◆ Task to complete
Lift out each line of the data that holds "inspect".

◆ Provided records
# # #

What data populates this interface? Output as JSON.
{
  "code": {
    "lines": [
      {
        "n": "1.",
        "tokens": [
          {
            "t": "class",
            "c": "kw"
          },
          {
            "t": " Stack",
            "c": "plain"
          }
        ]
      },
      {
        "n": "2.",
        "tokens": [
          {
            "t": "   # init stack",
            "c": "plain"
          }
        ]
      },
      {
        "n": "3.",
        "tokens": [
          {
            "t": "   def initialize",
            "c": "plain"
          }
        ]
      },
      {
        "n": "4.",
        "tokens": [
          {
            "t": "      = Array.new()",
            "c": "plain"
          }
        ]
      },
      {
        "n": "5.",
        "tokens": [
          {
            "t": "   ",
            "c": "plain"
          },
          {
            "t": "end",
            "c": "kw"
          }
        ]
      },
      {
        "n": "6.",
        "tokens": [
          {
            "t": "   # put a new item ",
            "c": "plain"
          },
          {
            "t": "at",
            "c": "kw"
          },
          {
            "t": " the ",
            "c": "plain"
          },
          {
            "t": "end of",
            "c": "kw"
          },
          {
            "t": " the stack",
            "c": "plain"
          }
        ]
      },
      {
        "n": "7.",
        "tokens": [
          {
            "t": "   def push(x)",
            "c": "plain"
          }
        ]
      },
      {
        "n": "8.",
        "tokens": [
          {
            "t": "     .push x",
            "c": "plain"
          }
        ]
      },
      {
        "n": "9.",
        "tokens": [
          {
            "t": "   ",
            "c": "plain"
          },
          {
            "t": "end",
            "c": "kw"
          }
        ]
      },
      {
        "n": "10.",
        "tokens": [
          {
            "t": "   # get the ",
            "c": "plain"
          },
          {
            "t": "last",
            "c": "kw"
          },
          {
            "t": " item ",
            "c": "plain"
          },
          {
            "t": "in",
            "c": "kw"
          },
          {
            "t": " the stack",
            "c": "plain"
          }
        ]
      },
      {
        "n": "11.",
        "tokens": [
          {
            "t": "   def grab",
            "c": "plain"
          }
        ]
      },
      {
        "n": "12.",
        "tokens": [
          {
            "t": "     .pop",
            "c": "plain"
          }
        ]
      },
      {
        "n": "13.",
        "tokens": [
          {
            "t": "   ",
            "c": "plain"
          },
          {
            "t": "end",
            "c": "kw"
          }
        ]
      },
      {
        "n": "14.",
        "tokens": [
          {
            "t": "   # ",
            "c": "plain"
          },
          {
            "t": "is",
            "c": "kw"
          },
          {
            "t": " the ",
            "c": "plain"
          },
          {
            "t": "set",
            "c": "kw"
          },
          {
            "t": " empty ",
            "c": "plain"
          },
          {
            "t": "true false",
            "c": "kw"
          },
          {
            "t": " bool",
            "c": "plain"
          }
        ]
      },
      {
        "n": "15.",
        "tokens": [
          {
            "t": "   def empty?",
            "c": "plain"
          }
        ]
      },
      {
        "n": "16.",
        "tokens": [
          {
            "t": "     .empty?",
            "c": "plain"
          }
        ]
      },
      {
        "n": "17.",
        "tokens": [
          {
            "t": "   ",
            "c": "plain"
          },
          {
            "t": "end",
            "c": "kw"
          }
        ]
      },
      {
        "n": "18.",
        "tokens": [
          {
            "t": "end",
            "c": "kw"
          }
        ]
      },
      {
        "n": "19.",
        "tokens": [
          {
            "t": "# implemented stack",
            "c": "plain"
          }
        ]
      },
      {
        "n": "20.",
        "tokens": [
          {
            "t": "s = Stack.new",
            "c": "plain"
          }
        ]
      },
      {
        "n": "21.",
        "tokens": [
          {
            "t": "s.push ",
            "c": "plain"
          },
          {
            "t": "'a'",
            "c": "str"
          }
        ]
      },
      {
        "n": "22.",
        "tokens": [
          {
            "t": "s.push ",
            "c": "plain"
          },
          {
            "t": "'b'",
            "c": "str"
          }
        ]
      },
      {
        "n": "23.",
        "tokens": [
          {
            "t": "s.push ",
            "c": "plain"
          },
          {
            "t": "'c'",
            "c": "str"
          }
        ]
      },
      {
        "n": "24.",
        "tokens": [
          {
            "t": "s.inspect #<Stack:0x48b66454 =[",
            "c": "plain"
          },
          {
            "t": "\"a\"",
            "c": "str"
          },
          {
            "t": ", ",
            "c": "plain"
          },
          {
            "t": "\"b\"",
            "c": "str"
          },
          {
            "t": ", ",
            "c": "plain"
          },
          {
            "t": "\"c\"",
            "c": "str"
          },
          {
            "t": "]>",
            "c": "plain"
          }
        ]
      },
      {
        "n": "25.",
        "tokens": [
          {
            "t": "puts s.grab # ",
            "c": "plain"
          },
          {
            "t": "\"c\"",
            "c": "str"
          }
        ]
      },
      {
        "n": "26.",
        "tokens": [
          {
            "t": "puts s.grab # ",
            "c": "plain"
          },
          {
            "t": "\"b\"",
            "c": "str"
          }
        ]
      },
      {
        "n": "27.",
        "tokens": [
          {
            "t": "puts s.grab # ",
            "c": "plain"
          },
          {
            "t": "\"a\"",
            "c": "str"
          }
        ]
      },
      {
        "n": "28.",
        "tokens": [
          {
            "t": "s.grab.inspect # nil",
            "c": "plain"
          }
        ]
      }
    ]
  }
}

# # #

◆ Exercise output
            "t": "s.inspect #<Stack:0x48b66454 =[",
            "t": "s.grab.inspect # nil",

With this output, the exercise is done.